Giovanni Gerbi, winner of the first Giro di Lombardia, was born in Piedmont on this day in 1885. Always racing in a red jersey and his dare-devil attitude earned him the nickname Il Diavolo Rosso. Considered one of the pioneers of Italian competitive cycling, he bought his first bike in 1900 with money he'd earned doing odd jobs and that very same year finished his first three races in third place, then won his fourth - the 95km, now long-defunct Asti-Moncalieri. Realising he could make a living on the bike, he moved to Milan and began racing against the likes of Carlo Galetti, who would win the second and third editions of the Giro d'Italia, supporting himself by working as a baker until 1902 when he won the amateur Coppa del Re and received an invitation to turn professional with Maino.
After winning Milan-Turin in 1903, Gerbi entered the second ever Tour de France but was one of the many riders who failed to finish. He also rode the first Giro d'Italia in 1909, but abandoned after a crash in the early stages left with an insurmountable disadvantage. He entered again in 1920, but was disqualified for riding a bike with - of all things - a sidecar attached to it.
A few years after his retirement, Gerbi returned in veteran competition and continued winning races, including two editions of La Coppa Guerra, and set a veteran's hour record at the Vigorelli velodrome. According to legend, he was once mistaken during a race for the real devil by a priest.
Laurent Dufaux, born in Montreux, Switzerland on this day in 1969, became National Road Race Champion in 1991won the Critérium du Dauphiné in 1993 and 1994, was twice fourth overall at the Tour de France (1996 and 1999, he was also ninth overall in 1997) and second overall at the 1996 Vuelta a Espana.
Noted as an excellent climber, Dufaux rode alongside Richard Virenque with Festina; the two men forming a highly-effective partnership in the high mountains of the Grand Tours. He doped alongside Virenque, too, but whereas Virenque first denied the charges and then tearfully blamed everyone and everything but himself, Dufaux had the good sense to know when the game was up and confessed to using EPO. As a result, Virenque's case span out for more than two years until he was eventually banned, fined and then had enormous difficulty in finding a team that would have anything to do with him (Domo-Farm Frites would, but only when Eddy Merckx promised to provide a big chunk of cash towards his keep), whereas Dufaux served a relatively light six-month suspension and was racing with Saeco early in the following season.
Katie Cullen, born in Edinburgh on this day in 1977, had no interest in cycling until she was assigned the task of producing a velodrome blueprint while she studied for her architecture degree. Visiting the example in Manchester to investigate which features a velodrome should have, she found that she was becoming fascinated by the racing - and became hooked when she was given a chance to ride around the track. In 2005, she won the first of her four National Championship titles.

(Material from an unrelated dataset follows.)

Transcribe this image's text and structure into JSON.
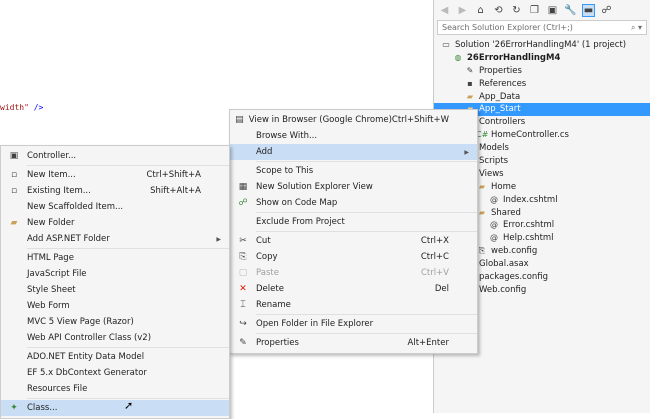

Other births: Marco van der Hulst (Netherlands, 1963); Michael Allen (USA, 1935); Armando Latini (Italy, 1913); Robert Karśnicki (Poland, 1972); Gintautas Umaras (USSR, 1963); Robert Bouloux (France*, 1947); Norman Webster (Canada, 1896, died 1967); Noé Medina (Ecuador, 1943); Andreas Walzer (Germany, 1970); René Bianchi (France, 1934); Wiesław Podobas (Poland, 1936); Armando Castillo (Guatemala, 1932, died 2006); Lado Fumic (West Germany, 1976); Imants Bodnieks (USSR, 1941).

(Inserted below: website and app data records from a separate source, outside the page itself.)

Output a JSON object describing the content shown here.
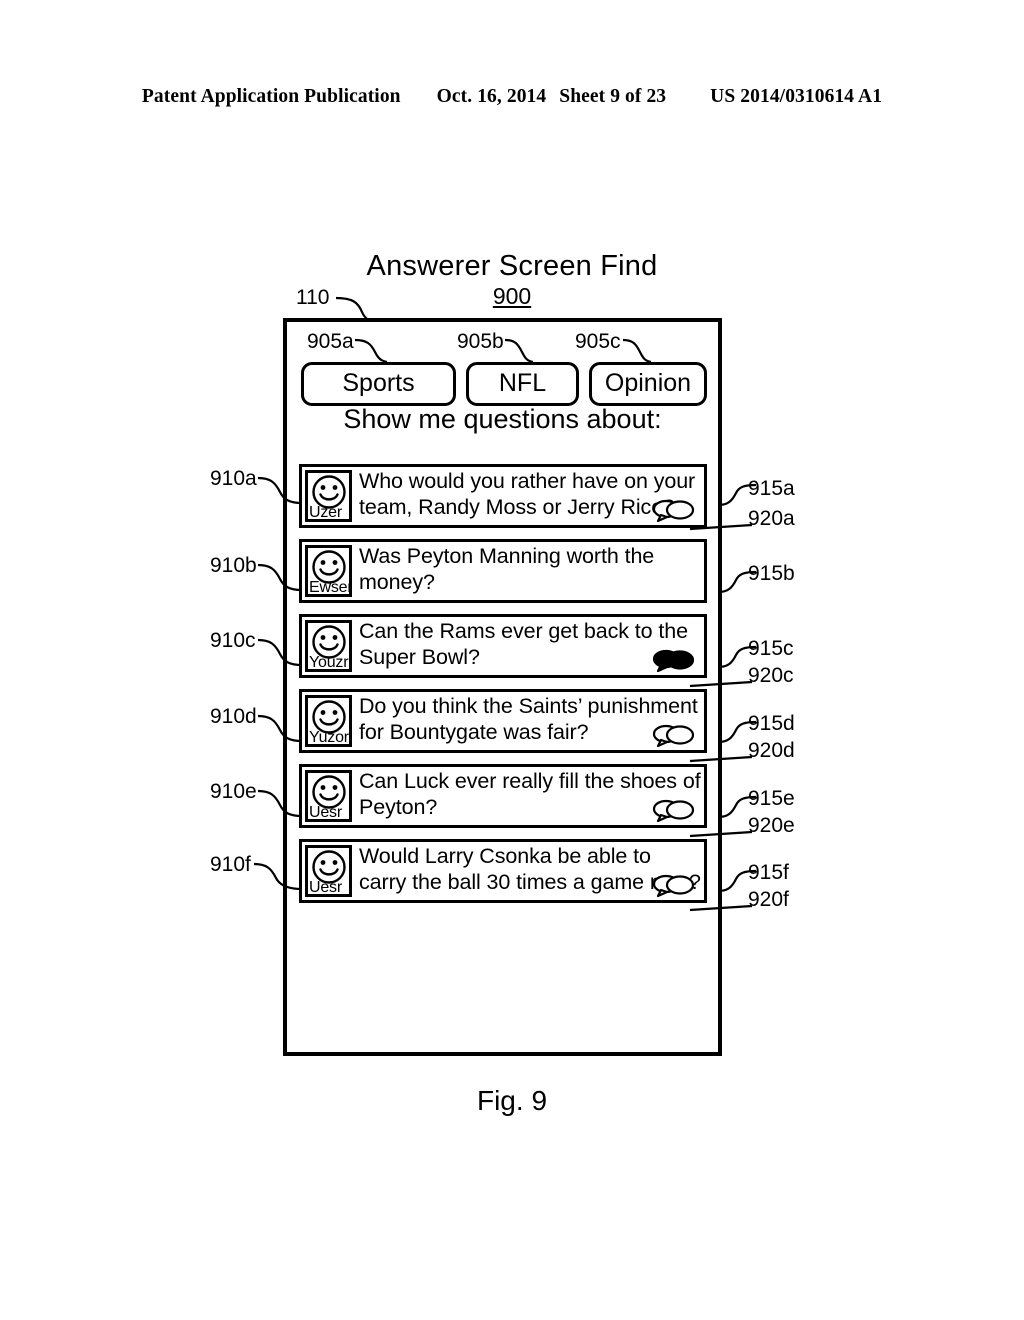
{
  "patent_header": {
    "publication": "Patent Application Publication",
    "date": "Oct. 16, 2014",
    "sheet": "Sheet 9 of 23",
    "number": "US 2014/0310614 A1"
  },
  "figure": {
    "title": "Answerer Screen Find",
    "number": "900",
    "caption": "Fig. 9",
    "device_ref": "110"
  },
  "screen": {
    "tabs": [
      {
        "label": "Sports",
        "ref": "905a"
      },
      {
        "label": "NFL",
        "ref": "905b"
      },
      {
        "label": "Opinion",
        "ref": "905c"
      }
    ],
    "prompt": "Show me questions about:",
    "questions": [
      {
        "ref_item": "910a",
        "ref_text": "915a",
        "ref_bubble": "920a",
        "user": "Uzer",
        "text": "Who would you rather have on your team, Randy Moss or Jerry Rice?",
        "bubble": "outline"
      },
      {
        "ref_item": "910b",
        "ref_text": "915b",
        "ref_bubble": "",
        "user": "Ewser",
        "text": "Was Peyton Manning worth the money?",
        "bubble": "none"
      },
      {
        "ref_item": "910c",
        "ref_text": "915c",
        "ref_bubble": "920c",
        "user": "Youzr",
        "text": "Can the Rams ever get back to the Super Bowl?",
        "bubble": "filled"
      },
      {
        "ref_item": "910d",
        "ref_text": "915d",
        "ref_bubble": "920d",
        "user": "Yuzor",
        "text": "Do you think the Saints’ punishment for Bountygate was fair?",
        "bubble": "outline"
      },
      {
        "ref_item": "910e",
        "ref_text": "915e",
        "ref_bubble": "920e",
        "user": "Uesr",
        "text": "Can Luck ever really fill the shoes of Peyton?",
        "bubble": "outline"
      },
      {
        "ref_item": "910f",
        "ref_text": "915f",
        "ref_bubble": "920f",
        "user": "Uesr",
        "text": "Would Larry Csonka be able to carry the ball 30 times a game now?",
        "bubble": "outline"
      }
    ]
  },
  "colors": {
    "ink": "#000000",
    "paper": "#ffffff"
  }
}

*Fortunately, for him. You would not want to go through the British school system with that surname.